# YOUR OBJECTIVE:
Repeat the data word for word and skip the pictures.

● ● ●

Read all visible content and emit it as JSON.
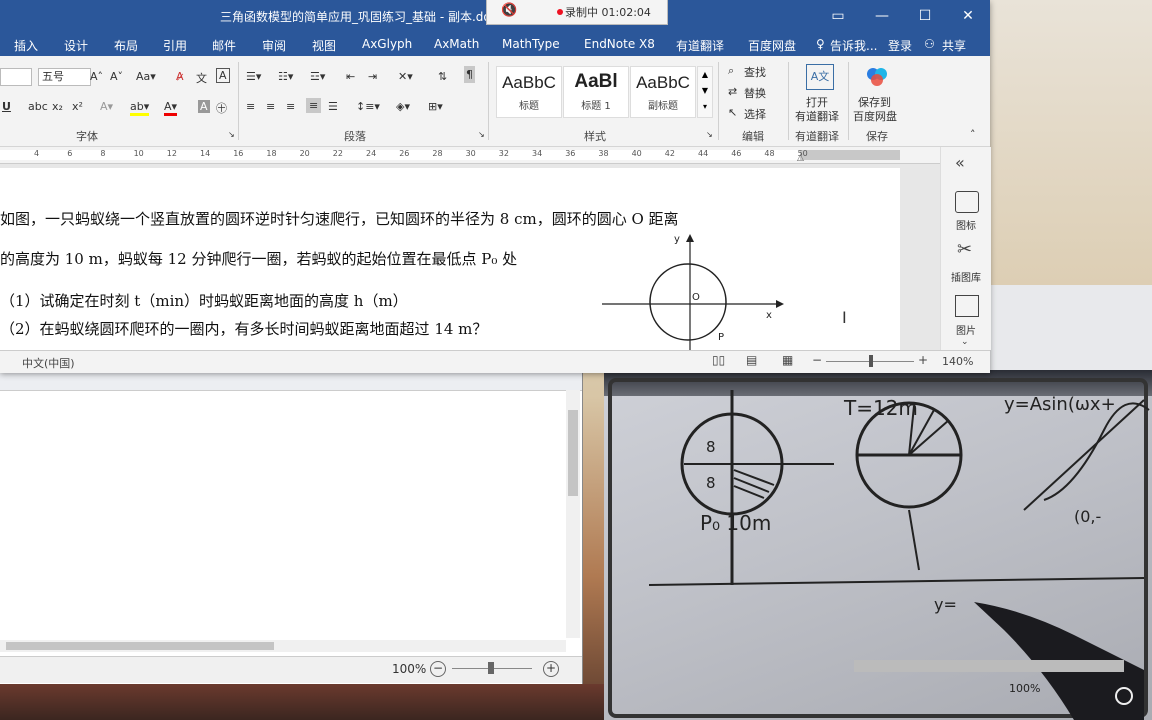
{
  "window": {
    "title": "三角函数模型的简单应用_巩固练习_基础 - 副本.doc [",
    "recording": "录制中 01:02:04"
  },
  "menu": [
    "插入",
    "设计",
    "布局",
    "引用",
    "邮件",
    "审阅",
    "视图",
    "AxGlyph",
    "AxMath",
    "MathType",
    "EndNote X8",
    "有道翻译",
    "百度网盘",
    "告诉我...",
    "登录",
    "共享"
  ],
  "ribbon": {
    "font_size": "五号",
    "group_font": "字体",
    "group_paragraph": "段落",
    "group_styles": "样式",
    "group_edit": "编辑",
    "group_youdao": "有道翻译",
    "group_save": "保存",
    "styles": [
      {
        "preview": "AaBbC",
        "name": "标题"
      },
      {
        "preview": "AaBl",
        "name": "标题 1"
      },
      {
        "preview": "AaBbC",
        "name": "副标题"
      }
    ],
    "find": "查找",
    "replace": "替换",
    "select": "选择",
    "open_youdao": "打开\n有道翻译",
    "open_youdao_1": "打开",
    "open_youdao_2": "有道翻译",
    "save_baidu_1": "保存到",
    "save_baidu_2": "百度网盘"
  },
  "ruler_numbers": [
    "4",
    "6",
    "8",
    "10",
    "12",
    "14",
    "16",
    "18",
    "20",
    "22",
    "24",
    "26",
    "28",
    "30",
    "32",
    "34",
    "36",
    "38",
    "40",
    "42",
    "44",
    "46",
    "48",
    "50"
  ],
  "document": {
    "line1": "如图，一只蚂蚁绕一个竖直放置的圆环逆时针匀速爬行，已知圆环的半径为 8 cm，圆环的圆心 O 距离",
    "line2": "的高度为 10 m，蚂蚁每 12 分钟爬行一圈，若蚂蚁的起始位置在最低点 P₀ 处",
    "line3": "（1）试确定在时刻 t（min）时蚂蚁距离地面的高度 h（m）",
    "line4": "（2）在蚂蚁绕圆环爬环的一圈内，有多长时间蚂蚁距离地面超过 14 m？",
    "figure": {
      "y_label": "y",
      "x_label": "x",
      "o_label": "O",
      "p_label": "P"
    }
  },
  "statusbar": {
    "language": "中文(中国)",
    "zoom": "140%"
  },
  "sidepane": [
    "图标",
    "插图库",
    "图片"
  ],
  "win2": {
    "zoom": "100%"
  },
  "video": {
    "zoom": "100%"
  }
}
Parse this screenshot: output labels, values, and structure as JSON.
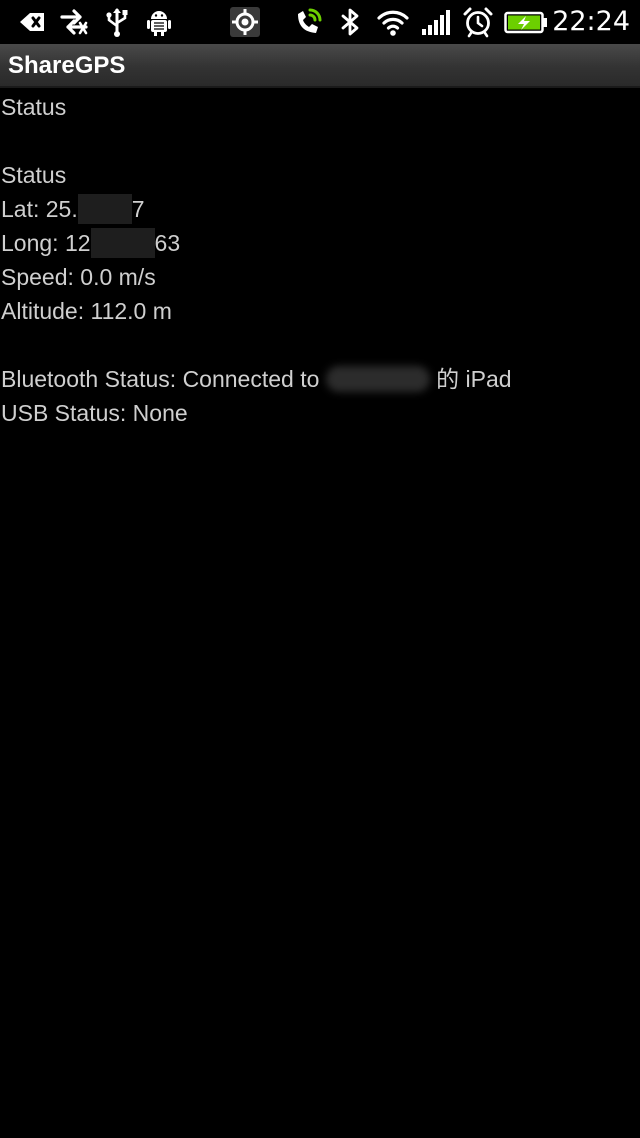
{
  "status_bar": {
    "time": "22:24",
    "icons": [
      "back-notify-icon",
      "data-sync-icon",
      "usb-icon",
      "android-debug-icon",
      "gps-icon",
      "phone-signal-icon",
      "bluetooth-icon",
      "wifi-icon",
      "cell-signal-icon",
      "alarm-icon",
      "battery-charging-icon"
    ],
    "accent_color": "#6ccf00"
  },
  "app_bar": {
    "title": "ShareGPS"
  },
  "content": {
    "header": "Status",
    "section_title": "Status",
    "lat_label": "Lat: 25.",
    "lat_suffix": "7",
    "long_label": "Long: 12",
    "long_suffix": "63",
    "speed": "Speed: 0.0 m/s",
    "altitude": "Altitude: 112.0 m",
    "bluetooth_prefix": "Bluetooth Status: Connected to",
    "bluetooth_suffix": "的 iPad",
    "usb_status": "USB Status: None"
  }
}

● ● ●

# RESULT:
Read all visible content and emit it as JSON.
{
  "window": {
    "title": "三角函数模型的简单应用_巩固练习_基础 - 副本.doc [",
    "recording": "录制中 01:02:04"
  },
  "menu": [
    "插入",
    "设计",
    "布局",
    "引用",
    "邮件",
    "审阅",
    "视图",
    "AxGlyph",
    "AxMath",
    "MathType",
    "EndNote X8",
    "有道翻译",
    "百度网盘",
    "告诉我...",
    "登录",
    "共享"
  ],
  "ribbon": {
    "font_size": "五号",
    "group_font": "字体",
    "group_paragraph": "段落",
    "group_styles": "样式",
    "group_edit": "编辑",
    "group_youdao": "有道翻译",
    "group_save": "保存",
    "styles": [
      {
        "preview": "AaBbC",
        "name": "标题"
      },
      {
        "preview": "AaBl",
        "name": "标题 1"
      },
      {
        "preview": "AaBbC",
        "name": "副标题"
      }
    ],
    "find": "查找",
    "replace": "替换",
    "select": "选择",
    "open_youdao": "打开\n有道翻译",
    "open_youdao_1": "打开",
    "open_youdao_2": "有道翻译",
    "save_baidu_1": "保存到",
    "save_baidu_2": "百度网盘"
  },
  "ruler_numbers": [
    "4",
    "6",
    "8",
    "10",
    "12",
    "14",
    "16",
    "18",
    "20",
    "22",
    "24",
    "26",
    "28",
    "30",
    "32",
    "34",
    "36",
    "38",
    "40",
    "42",
    "44",
    "46",
    "48",
    "50"
  ],
  "document": {
    "line1": "如图，一只蚂蚁绕一个竖直放置的圆环逆时针匀速爬行，已知圆环的半径为 8 cm，圆环的圆心 O 距离",
    "line2": "的高度为 10 m，蚂蚁每 12 分钟爬行一圈，若蚂蚁的起始位置在最低点 P₀ 处",
    "line3": "（1）试确定在时刻 t（min）时蚂蚁距离地面的高度 h（m）",
    "line4": "（2）在蚂蚁绕圆环爬环的一圈内，有多长时间蚂蚁距离地面超过 14 m？",
    "figure": {
      "y_label": "y",
      "x_label": "x",
      "o_label": "O",
      "p_label": "P"
    }
  },
  "statusbar": {
    "language": "中文(中国)",
    "zoom": "140%"
  },
  "sidepane": [
    "图标",
    "插图库",
    "图片"
  ],
  "win2": {
    "zoom": "100%"
  },
  "video": {
    "zoom": "100%"
  }
}
Parse this screenshot: output labels, values, and structure as JSON.
{
  "status_bar": {
    "time": "22:24",
    "icons": [
      "back-notify-icon",
      "data-sync-icon",
      "usb-icon",
      "android-debug-icon",
      "gps-icon",
      "phone-signal-icon",
      "bluetooth-icon",
      "wifi-icon",
      "cell-signal-icon",
      "alarm-icon",
      "battery-charging-icon"
    ],
    "accent_color": "#6ccf00"
  },
  "app_bar": {
    "title": "ShareGPS"
  },
  "content": {
    "header": "Status",
    "section_title": "Status",
    "lat_label": "Lat: 25.",
    "lat_suffix": "7",
    "long_label": "Long: 12",
    "long_suffix": "63",
    "speed": "Speed: 0.0 m/s",
    "altitude": "Altitude: 112.0 m",
    "bluetooth_prefix": "Bluetooth Status: Connected to",
    "bluetooth_suffix": "的 iPad",
    "usb_status": "USB Status: None"
  }
}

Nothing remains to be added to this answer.